[Start of section]

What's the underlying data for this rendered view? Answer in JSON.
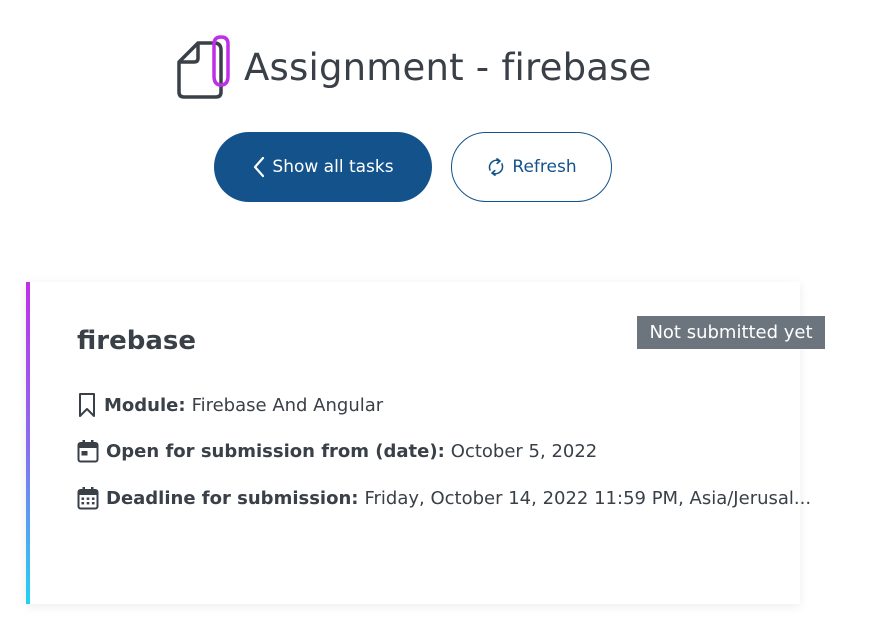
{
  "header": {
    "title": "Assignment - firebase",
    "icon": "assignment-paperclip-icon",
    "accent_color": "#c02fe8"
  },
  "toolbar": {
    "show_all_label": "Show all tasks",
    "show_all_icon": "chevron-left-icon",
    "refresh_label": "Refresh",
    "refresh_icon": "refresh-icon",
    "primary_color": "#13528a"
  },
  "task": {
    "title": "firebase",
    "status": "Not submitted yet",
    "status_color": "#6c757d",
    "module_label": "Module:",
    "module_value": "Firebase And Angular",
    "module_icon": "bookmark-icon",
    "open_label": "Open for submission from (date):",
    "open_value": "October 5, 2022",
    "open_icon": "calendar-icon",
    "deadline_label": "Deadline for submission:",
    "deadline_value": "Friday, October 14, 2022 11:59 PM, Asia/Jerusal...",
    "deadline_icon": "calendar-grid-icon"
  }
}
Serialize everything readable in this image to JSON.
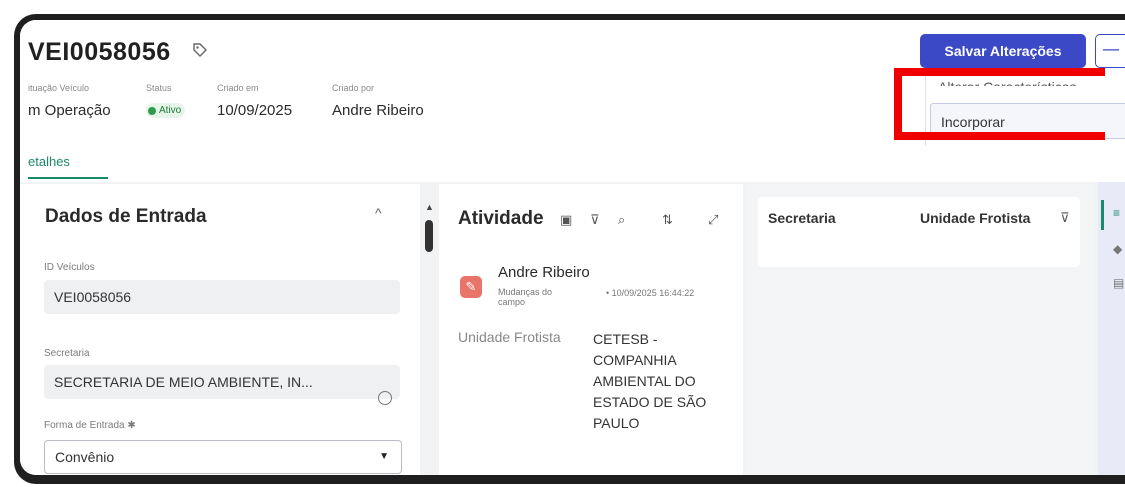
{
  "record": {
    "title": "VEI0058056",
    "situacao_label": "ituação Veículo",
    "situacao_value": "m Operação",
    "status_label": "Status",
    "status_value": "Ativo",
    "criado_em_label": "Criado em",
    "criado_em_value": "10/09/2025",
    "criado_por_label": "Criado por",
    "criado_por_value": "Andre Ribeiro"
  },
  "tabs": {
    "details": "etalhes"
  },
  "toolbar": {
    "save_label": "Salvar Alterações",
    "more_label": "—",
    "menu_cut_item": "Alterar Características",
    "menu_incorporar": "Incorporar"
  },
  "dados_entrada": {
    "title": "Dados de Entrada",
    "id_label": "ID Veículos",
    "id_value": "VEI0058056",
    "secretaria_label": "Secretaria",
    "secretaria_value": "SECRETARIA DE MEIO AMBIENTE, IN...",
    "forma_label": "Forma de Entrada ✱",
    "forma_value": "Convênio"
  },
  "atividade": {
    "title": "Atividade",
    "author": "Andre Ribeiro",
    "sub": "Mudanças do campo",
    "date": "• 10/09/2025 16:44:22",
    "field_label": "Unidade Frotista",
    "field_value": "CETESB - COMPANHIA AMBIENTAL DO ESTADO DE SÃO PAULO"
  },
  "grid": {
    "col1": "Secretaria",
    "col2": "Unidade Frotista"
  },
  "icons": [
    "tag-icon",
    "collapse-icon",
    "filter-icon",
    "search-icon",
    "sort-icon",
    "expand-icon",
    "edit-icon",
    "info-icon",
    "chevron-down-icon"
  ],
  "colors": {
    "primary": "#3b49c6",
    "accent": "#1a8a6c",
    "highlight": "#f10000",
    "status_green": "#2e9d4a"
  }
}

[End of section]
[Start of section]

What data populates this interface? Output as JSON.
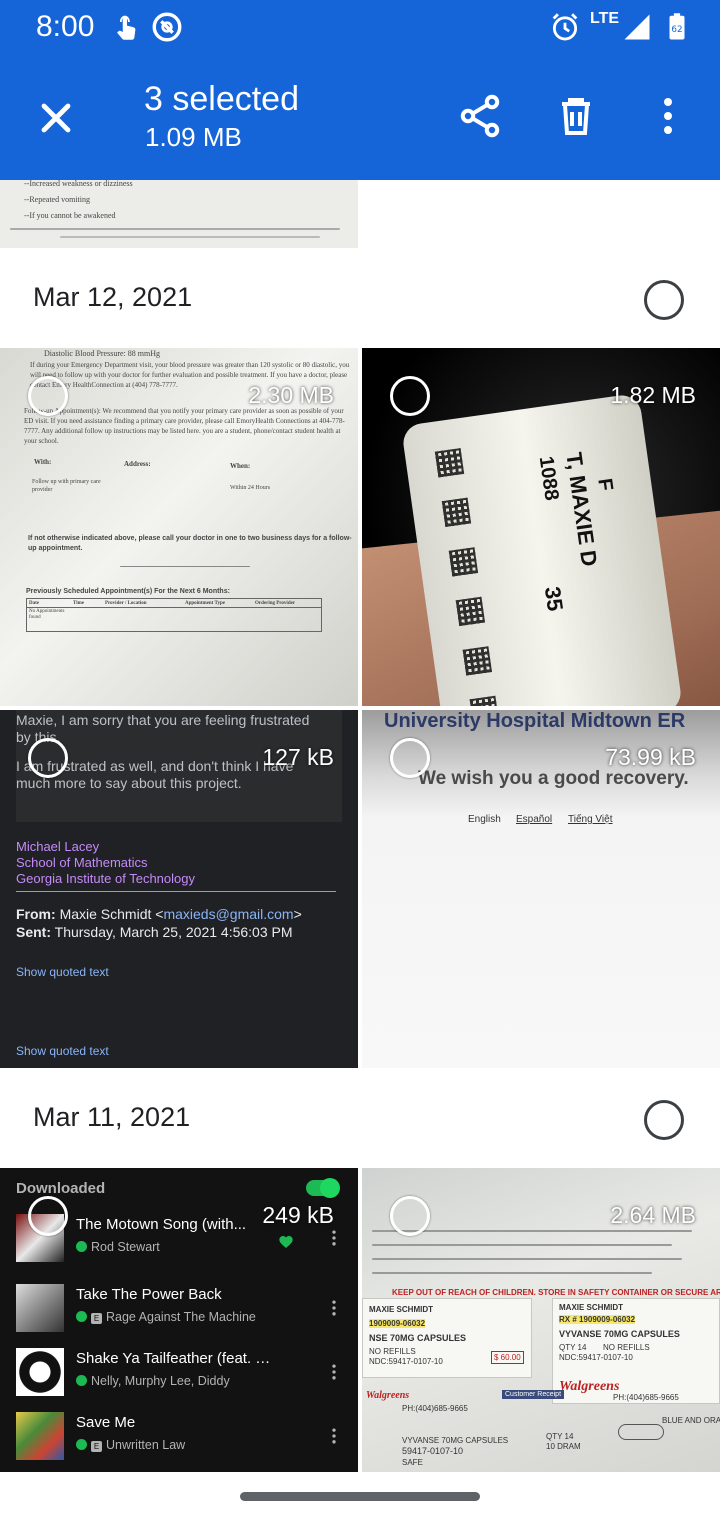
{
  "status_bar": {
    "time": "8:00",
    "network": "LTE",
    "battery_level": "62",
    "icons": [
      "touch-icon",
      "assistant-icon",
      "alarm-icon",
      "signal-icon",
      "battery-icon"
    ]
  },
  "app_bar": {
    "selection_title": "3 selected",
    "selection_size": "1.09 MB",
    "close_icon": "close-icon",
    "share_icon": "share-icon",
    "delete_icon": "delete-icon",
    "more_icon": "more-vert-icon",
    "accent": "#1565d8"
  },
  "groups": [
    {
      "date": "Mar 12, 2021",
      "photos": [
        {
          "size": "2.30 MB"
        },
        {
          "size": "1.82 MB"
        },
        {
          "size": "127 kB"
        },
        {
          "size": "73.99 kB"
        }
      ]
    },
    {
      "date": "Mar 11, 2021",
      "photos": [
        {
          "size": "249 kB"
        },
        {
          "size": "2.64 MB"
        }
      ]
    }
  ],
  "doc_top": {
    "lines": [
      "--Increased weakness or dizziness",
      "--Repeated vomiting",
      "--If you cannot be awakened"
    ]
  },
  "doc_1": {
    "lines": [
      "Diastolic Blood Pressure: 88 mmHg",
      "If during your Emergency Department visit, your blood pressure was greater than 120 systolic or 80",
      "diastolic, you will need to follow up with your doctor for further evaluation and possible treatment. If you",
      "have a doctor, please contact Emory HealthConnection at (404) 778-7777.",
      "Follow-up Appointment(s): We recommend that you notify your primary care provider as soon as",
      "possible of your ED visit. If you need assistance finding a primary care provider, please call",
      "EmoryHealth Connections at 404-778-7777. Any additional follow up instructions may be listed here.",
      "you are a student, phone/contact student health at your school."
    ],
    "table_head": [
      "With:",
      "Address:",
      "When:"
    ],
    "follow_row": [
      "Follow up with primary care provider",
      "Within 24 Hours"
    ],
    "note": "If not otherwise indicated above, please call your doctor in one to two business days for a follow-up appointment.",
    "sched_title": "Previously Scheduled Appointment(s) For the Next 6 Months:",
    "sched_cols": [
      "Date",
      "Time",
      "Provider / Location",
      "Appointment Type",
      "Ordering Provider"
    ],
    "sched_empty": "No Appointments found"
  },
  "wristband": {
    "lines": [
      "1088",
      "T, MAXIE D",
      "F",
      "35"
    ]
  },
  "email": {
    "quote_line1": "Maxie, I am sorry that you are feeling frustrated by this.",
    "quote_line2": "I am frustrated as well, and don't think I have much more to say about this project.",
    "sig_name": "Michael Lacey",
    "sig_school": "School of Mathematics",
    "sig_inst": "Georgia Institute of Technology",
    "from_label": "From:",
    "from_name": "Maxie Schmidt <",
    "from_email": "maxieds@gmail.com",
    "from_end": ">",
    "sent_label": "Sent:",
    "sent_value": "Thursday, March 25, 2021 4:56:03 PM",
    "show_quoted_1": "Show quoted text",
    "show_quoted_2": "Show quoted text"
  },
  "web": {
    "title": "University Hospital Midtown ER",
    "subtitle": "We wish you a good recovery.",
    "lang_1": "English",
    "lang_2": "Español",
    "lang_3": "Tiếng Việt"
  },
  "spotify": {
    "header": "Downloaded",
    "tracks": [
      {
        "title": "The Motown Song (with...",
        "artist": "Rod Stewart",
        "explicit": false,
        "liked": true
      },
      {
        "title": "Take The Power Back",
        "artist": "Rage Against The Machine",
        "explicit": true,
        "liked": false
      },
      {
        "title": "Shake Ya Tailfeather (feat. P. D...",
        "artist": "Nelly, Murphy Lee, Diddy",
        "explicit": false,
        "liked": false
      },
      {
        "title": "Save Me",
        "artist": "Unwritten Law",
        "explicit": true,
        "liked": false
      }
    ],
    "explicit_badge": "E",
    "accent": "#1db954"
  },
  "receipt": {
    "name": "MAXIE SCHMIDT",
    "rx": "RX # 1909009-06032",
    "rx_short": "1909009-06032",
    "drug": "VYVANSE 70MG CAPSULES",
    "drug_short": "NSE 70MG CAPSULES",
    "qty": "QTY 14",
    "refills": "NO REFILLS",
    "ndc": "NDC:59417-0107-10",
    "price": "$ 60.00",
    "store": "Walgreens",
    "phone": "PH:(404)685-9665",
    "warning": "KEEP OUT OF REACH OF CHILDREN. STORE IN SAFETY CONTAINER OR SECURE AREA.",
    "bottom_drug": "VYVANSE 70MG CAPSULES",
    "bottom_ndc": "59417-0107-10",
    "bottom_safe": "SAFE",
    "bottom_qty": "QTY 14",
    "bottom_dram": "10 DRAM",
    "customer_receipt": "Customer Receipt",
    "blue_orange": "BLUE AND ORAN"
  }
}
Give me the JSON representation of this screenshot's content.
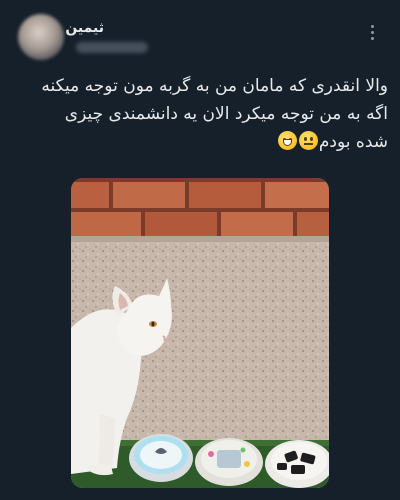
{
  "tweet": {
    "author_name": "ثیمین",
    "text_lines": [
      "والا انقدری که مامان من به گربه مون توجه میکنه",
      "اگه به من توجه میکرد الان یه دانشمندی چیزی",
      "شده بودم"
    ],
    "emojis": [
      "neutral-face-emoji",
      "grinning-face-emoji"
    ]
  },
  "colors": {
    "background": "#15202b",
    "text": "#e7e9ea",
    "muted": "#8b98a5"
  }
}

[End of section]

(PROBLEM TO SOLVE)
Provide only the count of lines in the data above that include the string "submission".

(ANSWER TO THE PROBLEM)
2